Detoxing Your Kitchen

I don't know about you, but I'm totally happy believing that by eating only healthy, home-made (superfood & superherb involved) meals, that I'm ALL CLEAR for toxins. Yup, #LivingInIgnorance is sometimes fun.

Then I reached out to Emma Rohmann from Green At Home for my much needed reality check. Here's what she said...

You’re eating healthy foods (most of the time). Maybe you eat organic when you can. You read ingredients and nutritional information before deciding on a purchase. But when it comes to what your food comes in, you may not have a clue about what’s leaching into your food. And that isn’t your fault.
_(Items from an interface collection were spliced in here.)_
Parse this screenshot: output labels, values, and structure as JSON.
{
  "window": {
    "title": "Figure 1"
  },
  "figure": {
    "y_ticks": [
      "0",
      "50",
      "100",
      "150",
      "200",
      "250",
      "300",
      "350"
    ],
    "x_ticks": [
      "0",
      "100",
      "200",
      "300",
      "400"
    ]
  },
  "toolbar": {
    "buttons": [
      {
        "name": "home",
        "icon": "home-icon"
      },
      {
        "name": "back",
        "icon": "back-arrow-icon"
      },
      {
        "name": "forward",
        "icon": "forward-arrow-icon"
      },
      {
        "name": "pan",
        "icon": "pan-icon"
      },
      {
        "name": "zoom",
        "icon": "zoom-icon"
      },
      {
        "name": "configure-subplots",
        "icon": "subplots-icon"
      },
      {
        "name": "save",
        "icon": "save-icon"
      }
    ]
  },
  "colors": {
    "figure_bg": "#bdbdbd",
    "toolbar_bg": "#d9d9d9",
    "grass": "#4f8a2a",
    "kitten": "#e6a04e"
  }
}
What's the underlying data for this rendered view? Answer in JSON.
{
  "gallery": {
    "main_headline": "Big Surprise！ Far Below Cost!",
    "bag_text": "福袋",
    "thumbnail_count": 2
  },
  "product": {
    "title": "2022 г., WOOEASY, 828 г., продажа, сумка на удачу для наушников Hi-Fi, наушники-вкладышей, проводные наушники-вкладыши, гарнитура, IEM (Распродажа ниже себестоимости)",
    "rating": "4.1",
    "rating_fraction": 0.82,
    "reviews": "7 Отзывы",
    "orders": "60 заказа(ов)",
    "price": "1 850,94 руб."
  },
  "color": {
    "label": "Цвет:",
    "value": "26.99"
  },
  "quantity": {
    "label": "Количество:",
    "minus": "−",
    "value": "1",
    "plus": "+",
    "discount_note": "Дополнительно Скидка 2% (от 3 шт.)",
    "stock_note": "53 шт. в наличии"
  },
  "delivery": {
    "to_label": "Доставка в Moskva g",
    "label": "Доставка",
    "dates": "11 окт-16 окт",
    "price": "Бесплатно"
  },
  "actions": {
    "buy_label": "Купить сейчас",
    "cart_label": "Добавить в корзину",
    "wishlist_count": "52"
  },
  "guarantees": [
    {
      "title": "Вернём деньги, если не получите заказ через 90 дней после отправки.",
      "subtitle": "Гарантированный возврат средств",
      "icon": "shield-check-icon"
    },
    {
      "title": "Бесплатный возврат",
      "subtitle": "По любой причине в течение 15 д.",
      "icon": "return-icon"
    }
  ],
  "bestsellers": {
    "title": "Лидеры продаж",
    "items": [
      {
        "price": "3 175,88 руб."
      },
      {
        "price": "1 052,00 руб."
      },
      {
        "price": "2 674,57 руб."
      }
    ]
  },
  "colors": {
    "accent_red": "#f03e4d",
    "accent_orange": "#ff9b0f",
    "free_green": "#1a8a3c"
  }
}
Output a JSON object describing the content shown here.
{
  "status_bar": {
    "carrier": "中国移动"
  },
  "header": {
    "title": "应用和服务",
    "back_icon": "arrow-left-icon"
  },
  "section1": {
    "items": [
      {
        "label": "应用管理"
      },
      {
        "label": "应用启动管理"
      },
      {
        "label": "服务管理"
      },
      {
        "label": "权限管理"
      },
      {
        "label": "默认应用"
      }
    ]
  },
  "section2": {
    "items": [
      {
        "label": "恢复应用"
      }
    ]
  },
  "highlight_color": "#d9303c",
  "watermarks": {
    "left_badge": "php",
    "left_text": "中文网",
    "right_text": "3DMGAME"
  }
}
The chemicals we introduce into our kitchen aren’t typically on labels, but are shown to be concerning.

Let’s take a look at what’s in your kitchen and how you can choose healthier products.

Toxics In Your Kitchen

Non-Stick Coatings

Non-stick cookware is convenient, but the Canadian Cancer Society and International Agency for Research on Cancer (IARC) warns about TFE, which is used to make coatings like Teflon™. TFE is a “probable cause of cancer” and may be released into your food from non-stick cookware at high heat.

Plastics

You likely know about Bisphenol A (BPA) thanks to the publicity it received a few years ago with respect to plastic water and baby bottles. Since then, BPA has been removed from many products, but BPA-free products often contain BPS instead. Both BPA and BPS demonstrate hormone disruption properties, and to complicate matters further, a 2016 study found BPA in teething toys and soothers labelled BPA-free (which makes me wonder about other BPA-free products).

In addition, soft plastics often contain phthalates, a collection of chemicals that are suspected carcinogens and hormone disruptors.

Cans

Most food cans are lined with a BPA coating, which can leach into the foods being stored. BPA-free cans are sometimes labelled, but may contain BPS instead. Some products tested contained PVC, which is also concerning as it is made with vinyl chloride (a carcinogen) and often contains phthalates.

Healthier Alternatives

Non-Toxic Cookware

For non-toxic cookware, opt for cast iron, stainless steel, or ceramic enamel instead of Teflon™. These each have varying degrees of non-stick but are excellent alternatives depending on your cooking needs. My top choice is cast iron – treat them right, and you’ll have those pans for life.

Plastic-Free Food Storage

Whether you choose to cull your kitchen entirely of plastic or take baby steps as your plastic containers wear out, avoid heating any foods in plastic containers (even those that say they’re BPA free).

Start saving jars for a free way to build up plastic-free food storage. You can also invest in glass and stainless steel containers that stack for easier storage. Finally, replace plastic wrap with an amazing (and Canadian) beeswax-based product called Abeego to reduce exposure to phthalates (and reduce waste!).

BPA-Free Packaging

Reducing canned food entirely rather than simply looking for “BPA Free” is your best bet reduce exposure to hormone disrupting chemicals. Unfortunately, the BPA free alternatives are not well disclosed or may be no better than the BPA you’re trying to avoid.

Tomato-based products are more difficult to find canned without BPA as they are too acidic for the more natural alternatives, so glass is the way to go. If you eat canned beans regularly, consider switching to dried (it takes time, but you’ll save a tonne of money too).


It can seem daunting to tackle a kitchen detox, but when you approach it in baby steps you might be surprised at how simple it can be to create healthier habits. For more info about detoxing your kitchen, check out my Healthy Kitchen Guide.

Remember, take a breath and start small. All of this information can be overwhelming, but it doesn’t have to be. You got this.


Emma Rohmann is an environmental engineer, mother of 2, and green living consultant. Through workshops and personalized consultations, she offers fact-based and judgment free information and solutions to help you create a healthier home. Learn more at www.greenathome.ca.